EXERCISE REQUIREMENTS: Could you give the data below again, exactly and completely?

Collection entries
=== Begin Enclosure ===

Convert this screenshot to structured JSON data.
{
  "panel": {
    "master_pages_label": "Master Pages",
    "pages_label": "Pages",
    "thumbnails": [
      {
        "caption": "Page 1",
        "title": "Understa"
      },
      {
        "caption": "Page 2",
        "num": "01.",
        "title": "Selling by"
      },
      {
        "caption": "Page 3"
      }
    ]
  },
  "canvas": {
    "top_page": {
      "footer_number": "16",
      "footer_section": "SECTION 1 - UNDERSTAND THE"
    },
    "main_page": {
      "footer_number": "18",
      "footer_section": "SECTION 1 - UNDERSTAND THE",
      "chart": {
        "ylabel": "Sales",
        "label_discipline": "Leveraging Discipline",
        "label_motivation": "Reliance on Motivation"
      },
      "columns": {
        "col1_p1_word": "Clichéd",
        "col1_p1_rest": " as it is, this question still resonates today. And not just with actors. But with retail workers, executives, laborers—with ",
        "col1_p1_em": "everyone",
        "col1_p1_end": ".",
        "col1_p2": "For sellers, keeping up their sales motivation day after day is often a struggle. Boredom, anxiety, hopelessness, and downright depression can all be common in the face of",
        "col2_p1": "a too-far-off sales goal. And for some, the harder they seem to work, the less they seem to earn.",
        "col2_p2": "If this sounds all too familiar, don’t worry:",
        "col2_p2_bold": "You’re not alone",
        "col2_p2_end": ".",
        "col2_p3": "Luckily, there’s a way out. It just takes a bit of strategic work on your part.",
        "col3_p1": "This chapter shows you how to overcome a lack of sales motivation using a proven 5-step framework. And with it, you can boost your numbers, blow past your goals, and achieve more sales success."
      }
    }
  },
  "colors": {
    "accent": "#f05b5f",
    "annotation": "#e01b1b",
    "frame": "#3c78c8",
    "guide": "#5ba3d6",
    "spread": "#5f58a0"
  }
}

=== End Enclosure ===

OUTPUT FOR THIS TASK:
Convert this screenshot to structured JSON data.
{
  "panel": {
    "master_pages_label": "Master Pages",
    "pages_label": "Pages",
    "thumbnails": [
      {
        "caption": "Page 1",
        "title": "Understa"
      },
      {
        "caption": "Page 2",
        "num": "01.",
        "title": "Selling by"
      },
      {
        "caption": "Page 3"
      }
    ]
  },
  "canvas": {
    "top_page": {
      "footer_number": "16",
      "footer_section": "SECTION 1 - UNDERSTAND THE"
    },
    "main_page": {
      "footer_number": "18",
      "footer_section": "SECTION 1 - UNDERSTAND THE",
      "chart": {
        "ylabel": "Sales",
        "label_discipline": "Leveraging Discipline",
        "label_motivation": "Reliance on Motivation"
      },
      "columns": {
        "col1_p1_word": "Clichéd",
        "col1_p1_rest": " as it is, this question still resonates today. And not just with actors. But with retail workers, executives, laborers—with ",
        "col1_p1_em": "everyone",
        "col1_p1_end": ".",
        "col1_p2": "For sellers, keeping up their sales motivation day after day is often a struggle. Boredom, anxiety, hopelessness, and downright depression can all be common in the face of",
        "col2_p1": "a too-far-off sales goal. And for some, the harder they seem to work, the less they seem to earn.",
        "col2_p2": "If this sounds all too familiar, don’t worry:",
        "col2_p2_bold": "You’re not alone",
        "col2_p2_end": ".",
        "col2_p3": "Luckily, there’s a way out. It just takes a bit of strategic work on your part.",
        "col3_p1": "This chapter shows you how to overcome a lack of sales motivation using a proven 5-step framework. And with it, you can boost your numbers, blow past your goals, and achieve more sales success."
      }
    }
  },
  "colors": {
    "accent": "#f05b5f",
    "annotation": "#e01b1b",
    "frame": "#3c78c8",
    "guide": "#5ba3d6",
    "spread": "#5f58a0"
  }
}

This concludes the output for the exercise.